While the United States continues to pull back from certain regional conflicts, reflected by the Biden administration’s decision to halt American backing for Saudi Arabia’s intervention in Yemen and the expected withdrawal from Afghanistan, US troops continue to be stationed across the region. Meanwhile, Russia and China have significantly maintained and even expanded their regional activities. On one hand, the Kremlin has maintained its military presence in Syria, and on the other hand, China has signed an unprecedented 25-year strategic agreement with Iran.

As the global power structure continues to shift, it is essential to analyze the future of the US regional presence under the Biden administration, explore the emerging global rivalry with Russia and China, and at last, investigate the implications of such competition for peace and security in the Middle East.


Dmitri Trenin: Director of Carnegie Moscow Center

Joost R. Hiltermann: Director of MENA Programme, International Crisis Group

Roxane Farmanfarmaian: Affiliated Lecturer in International Relations of the Middle East and North Africa, University of Cambridge

Andrew A. Michta: Dean of the College of International and Security Studies at Marshall Center
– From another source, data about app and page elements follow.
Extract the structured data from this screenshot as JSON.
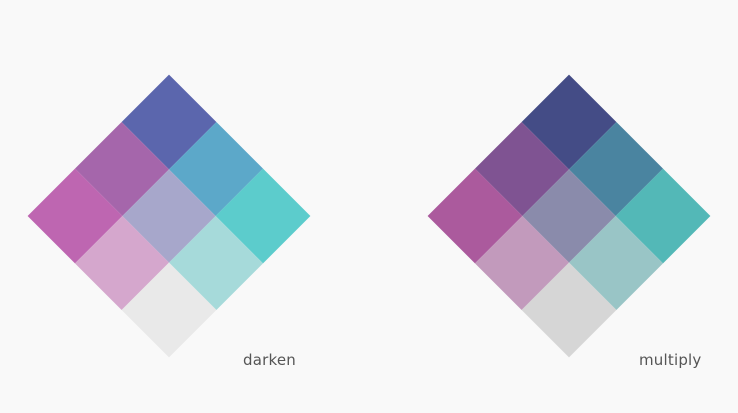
{
  "demos": [
    {
      "caption": "darken",
      "tiles": [
        [
          "#5b66ad",
          "#5ca8c9",
          "#5ccccc"
        ],
        [
          "#a566ab",
          "#a7a7cb",
          "#a6dada"
        ],
        [
          "#be66b1",
          "#d5a7cd",
          "#e9e9e9"
        ]
      ]
    },
    {
      "caption": "multiply",
      "tiles": [
        [
          "#444c86",
          "#4a84a0",
          "#53b8b7"
        ],
        [
          "#7f5392",
          "#8a8bab",
          "#99c5c6"
        ],
        [
          "#ab5a9d",
          "#c29abc",
          "#d6d6d6"
        ]
      ]
    }
  ]
}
Kelley Vlahos: Senior Advisor, Quincy Institute

Panel 1: A New Middle East Security Architecture in the Making (10:30 AM -11:45 AM ET)
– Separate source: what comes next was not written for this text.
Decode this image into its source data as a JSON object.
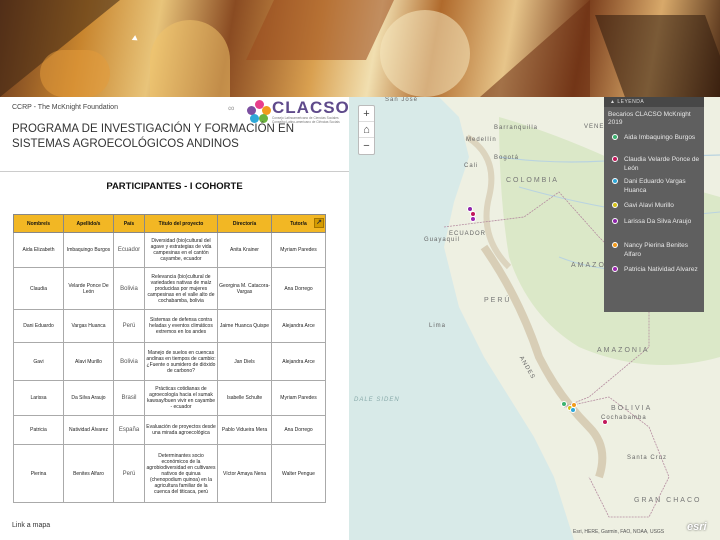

The security architecture of the Middle East has undergone rapid transformations in an exceptionally short period. Notable developments include the United States gradual withdrawal from the region, rapprochement between Israel and some GCC states through the Abraham Accords and the rise of Chinese and Russian regional engagement.

With these new trends in the Middle East, it is timely to investigate the security implications of the Biden administration’s Middle East policy. In this respect, we will discuss the Biden team’s new approach vis-à-vis Iran, Yemen, Saudi Arabia, and Israel. The panel will also discuss the role of other major powers, including China and Russia in shaping this new security environment in the region, and how the Biden administration will respond to these powers’ increasing regional presence.



Sanam Vakil: Deputy Director of MENA Programme at Chatham House

Denise Natali: Acting Director, Institute for National Strategic Studies & Director of the Center for Strategic Research, National Defense University

Hassan Ahmadian: Professor of the Middle East and North Africa Studies, University of Tehran

Abdulaziz Sagar: Chairman, Gulf Research Center

Andrew Parasiliti: President, Al-Monitor